“Americans are also passionate about football, but not like we are in Europe. The top sports in America are basketball, baseball, American football and hockey. You need time to bring football, or soccer as they call it, to the same level because they have grown up with all these other sports.”
Others speak similarly about soccer’s ranking on America’s sporting ladder. Yet it cannot be a major turn-off given superstars like Thierry Henry, David Beckham and recently Jermain Defoe have all crossed the Atlantic Ocean to continue their careers in the MLS. Andy Driver, Goncalves’ former Tynecastle team-mate, returned to Texas in January for another year with Houston Dynamo. “We played against each other last year and we’re still in contact through texts and phonecalls. Driver is a great guy and we are still friends. Every time I got the chance I kicked him, though,” laughed Goncalves, who made no mention of the fact this season opened ten days ago with Dynamo thumping Revolution 4-0.
“When I was with FC Thun in Switzerland I played against Henry in the Champions League. That was ten years ago. Last year we were in Arizona for a tournament for two-and-a-half weeks and Henry was in the same complex. I had a chat with him in the lobby over coffee and I told him I played against him when he was with Arsenal. He didn’t remember.”
All the travelling involved in the MLS has provided Goncalves with some tough challenges. As a Portuguese of Cape Verdean descent with Swiss nationality, he is more than comfortable swapping countries and cultures. The problem was understanding different American accents in different states.
The player speaks six languages in total – Italian, French, German, Portuguese, English and Spanish – but deciphering the tones of Texans, Californians and others was another proposition altogether. “I still have my Scottish accent sometimes,” he laughs. “I don’t have an American accent but I can understand the Americans better than when I first arrived. They have an accent everywhere you go, like Houston or Dallas or Los Angeles. I’m okay with it now. It’s very easy for me because I speak all these languages. I’ve never had an issue with moving to different countries. I try to adapt myself to the football and the lifestyle.”
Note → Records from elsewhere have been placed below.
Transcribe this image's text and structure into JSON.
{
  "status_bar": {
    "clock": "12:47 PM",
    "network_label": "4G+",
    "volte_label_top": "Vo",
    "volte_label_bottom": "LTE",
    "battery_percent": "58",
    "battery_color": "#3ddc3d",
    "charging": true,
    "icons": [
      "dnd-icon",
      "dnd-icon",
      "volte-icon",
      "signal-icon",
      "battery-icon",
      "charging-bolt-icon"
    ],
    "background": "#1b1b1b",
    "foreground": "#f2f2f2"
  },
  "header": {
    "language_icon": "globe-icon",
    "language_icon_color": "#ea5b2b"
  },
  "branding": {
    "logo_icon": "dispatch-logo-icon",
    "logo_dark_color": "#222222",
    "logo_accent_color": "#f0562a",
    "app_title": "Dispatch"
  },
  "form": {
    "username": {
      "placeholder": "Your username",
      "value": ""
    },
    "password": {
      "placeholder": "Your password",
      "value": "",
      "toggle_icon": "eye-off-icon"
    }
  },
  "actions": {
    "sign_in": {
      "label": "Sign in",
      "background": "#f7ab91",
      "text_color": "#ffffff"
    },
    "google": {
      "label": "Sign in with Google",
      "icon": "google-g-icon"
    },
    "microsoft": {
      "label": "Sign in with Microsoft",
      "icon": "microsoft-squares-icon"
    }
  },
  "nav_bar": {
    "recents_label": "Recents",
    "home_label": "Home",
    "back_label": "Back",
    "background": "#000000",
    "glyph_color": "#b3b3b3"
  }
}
No matter where he is, he says he always keeps tabs on events back in Gorgie. “I follow Hearts as much as I can in newspapers and on the internet. It’s sad to hear from friends and old team-mates that Hearts are in trouble financially.
“I was in Scotland for four-and-a-half years and I had some great times. I only want the best for Hearts and I will always follow them, even when I stop playing because they are an old club of mine. I wish I could do something to help them, but it’s a difficult situation.
“I only hope they can be better soon.”